Before his untimely passing, George Weyerhaeuser Jr. compiled an admirable résumé of community involvement as well as professional accomplishment at the family business that bears his name.
Except that, as stories about his life and career remind us, it’s not the family business anymore. The Federal Way-based forest products company is still called Weyerhaeuser, and it’s still closely identified with the family.
But George Weyerhaeuser Jr. has been retired since 2008 from Weyerhaeuser. His father relinquished the chief executive’s title in 1991, and retired as chairman of the board in 1999.
Since George Sr.’s retirement as CEO, Weyerhaeuser has had three non-family members in that job – Jack Creighton, Steve Rogel and the current chief executive, Dan Fulton. Neither the board nor the list of the company’s top corporate officers includes anyone with the surname Weyerhaeuser. The proxy statement, in the section listing any investors holding 5 percent or more of the common stock, names three investment firms.
Such is the evolution of large legacy American companies founded by and named for an individual and often run by several generations of the founders’ family. That the company Frederick Weyerhaeuser founded in 1900 had family involvement as long as it did is a story that some well-known Washington companies, still bearing an individual’s name, never matched.
Other companies, however, continue family management to this day, even if they are, like Weyerhaeuser, publicly traded.
Most people who know of Boeing are vaguely aware there was a Mr. Boeing who started the company, and if they’ve read anything of its history, visited the Museum of Flight or taken the Everett plant tour they might even be able to conjure up his first name – William.
But Bill Boeing, who started his company in 1916 as Pacific Aero Products, changing its name to his own the next year, stayed with it only to the mid-1930s. Irked by legislation that broke up Boeing and its ownership of an air-mail service (a forerunner of United Airlines), Bill Boeing, according to a company history, “left the aviation business to raise horses.”
On the other hand, not only is the retailer Nordstrom still known by that name, there are still Nordstroms running it – four, in fact, according to the corporate website, Blake (president), Erik (executive vice president and president, stores), James F. Jr. (executive vice president and president, Nordstrom Direct) and Peter (executive vice president and president, merchandising).
Nordstrom family members are on the company’s board and hold a considerable chunk of stock.
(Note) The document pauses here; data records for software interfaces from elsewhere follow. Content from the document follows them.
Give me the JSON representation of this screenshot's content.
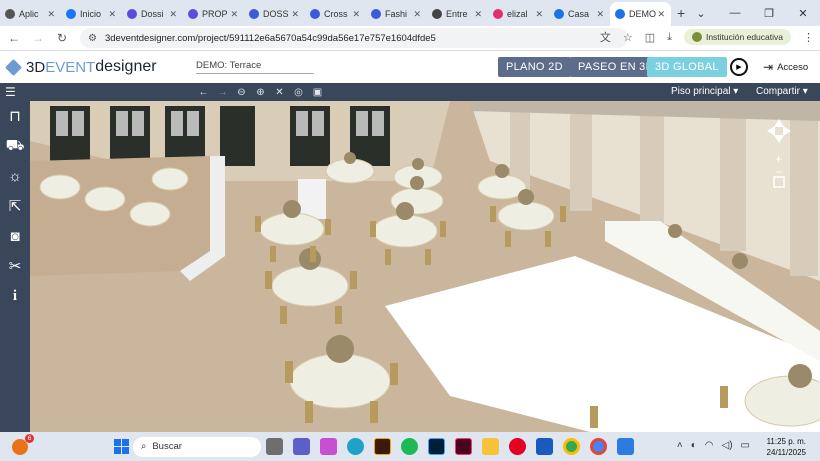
{
  "browser": {
    "tabs": [
      {
        "label": "Aplic",
        "icon": "globe-icon",
        "color": "#555555"
      },
      {
        "label": "Inicio",
        "icon": "facebook-icon",
        "color": "#1877f2"
      },
      {
        "label": "Dossi",
        "icon": "shield-icon",
        "color": "#5b4ddb"
      },
      {
        "label": "PROP",
        "icon": "shield-icon",
        "color": "#5b4ddb"
      },
      {
        "label": "DOSS",
        "icon": "chat-icon",
        "color": "#3b5bdb"
      },
      {
        "label": "Cross",
        "icon": "chat-icon",
        "color": "#3b5bdb"
      },
      {
        "label": "Fashi",
        "icon": "book-icon",
        "color": "#3b5bdb"
      },
      {
        "label": "Entre",
        "icon": "doc-icon",
        "color": "#444444"
      },
      {
        "label": "elizal",
        "icon": "instagram-icon",
        "color": "#e1306c"
      },
      {
        "label": "Casa",
        "icon": "window-icon",
        "color": "#1a73e8"
      },
      {
        "label": "DEMO",
        "icon": "window-icon",
        "color": "#1a73e8",
        "active": true
      }
    ],
    "url": "3deventdesigner.com/project/591112e6a5670a54c99da56e17e757e1604dfde5",
    "profile_label": "Institución educativa"
  },
  "app": {
    "logo_prefix": "3D",
    "logo_light": "EVENT",
    "logo_suffix": "designer",
    "project_name": "DEMO: Terrace",
    "view_buttons": [
      {
        "label": "PLANO 2D",
        "active": false
      },
      {
        "label": "PASEO EN 3D",
        "active": false
      },
      {
        "label": "3D GLOBAL",
        "active": true
      }
    ],
    "login_label": "Acceso",
    "floor_dropdown": "Piso principal",
    "share_dropdown": "Compartir",
    "accent": "#7bd0e0",
    "button_color": "#5b6d8a",
    "toolbar_color": "#3a4659"
  },
  "sidebar_icons": [
    "furniture-icon",
    "sofa-icon",
    "light-icon",
    "export-icon",
    "camera-icon",
    "tools-icon",
    "info-icon"
  ],
  "taskbar": {
    "search_placeholder": "Buscar",
    "time": "11:25 p. m.",
    "date": "24/11/2025",
    "notification_count": "6"
  }
}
William Pigott did not put the family name on Seattle Car Manufacturing Co. when he established it in 1905, but the family’s influence is very much in play at what is now known as Paccar. Mark Pigott serves as chief executive and as a director, and a brother is also on the board.
The habit of putting the family name on the business has fallen out of fashion, and the practice of the founder or his family controlling and running of company may be on the wane as well. Most people with a passing knowledge of regional business history can identify the founders behind such influential regional companies as Microsoft (Paul Allen and Bill Gates) and Amazon (Jeff Bezos). Nor is there doubting their influence, real or potential, over their respective companies; Bezos, according to the most recent proxy, holds 19 percent of Amazon stock. Gates, according to the last Microsoft proxy, holds about 5.5 percent of that company’s shares.
But none of the three named their ventures after themselves, nor did most of their generational or tech-industry peers. And unlike many CEO-founders of past generations, today’s crop is quite willing to move on to other interests and activities. Gates still serves as chairman of Microsoft, but hasn’t been chief executive since 2000; he’s far more identified these days with the activities of his foundation. Bezos is still in the thick of managing Amazon, but he too has worked on side projects and interests. And even if they had children of an age or interest to do so, few contemporary corporate CEOs seem interested in directing the kids toward someday taking over the business they run.
That evolution is neither good nor bad, it just is. Family leadership can be inspired, community minded, capable of handling change and as adept as the founder, or it can be insular, ossified, remote and untalented. The involvement of a family may give a company a legacy and an identity, but the next generation may decide it wants to do something else. Business entrepreneurialism isn’t going to change, but its face may have a different appearance if the companies that are established and endure go by names other than Boeing, Weyerhaeuser, Jeff’s Books ‘n’ Things or Bill’s House of Software.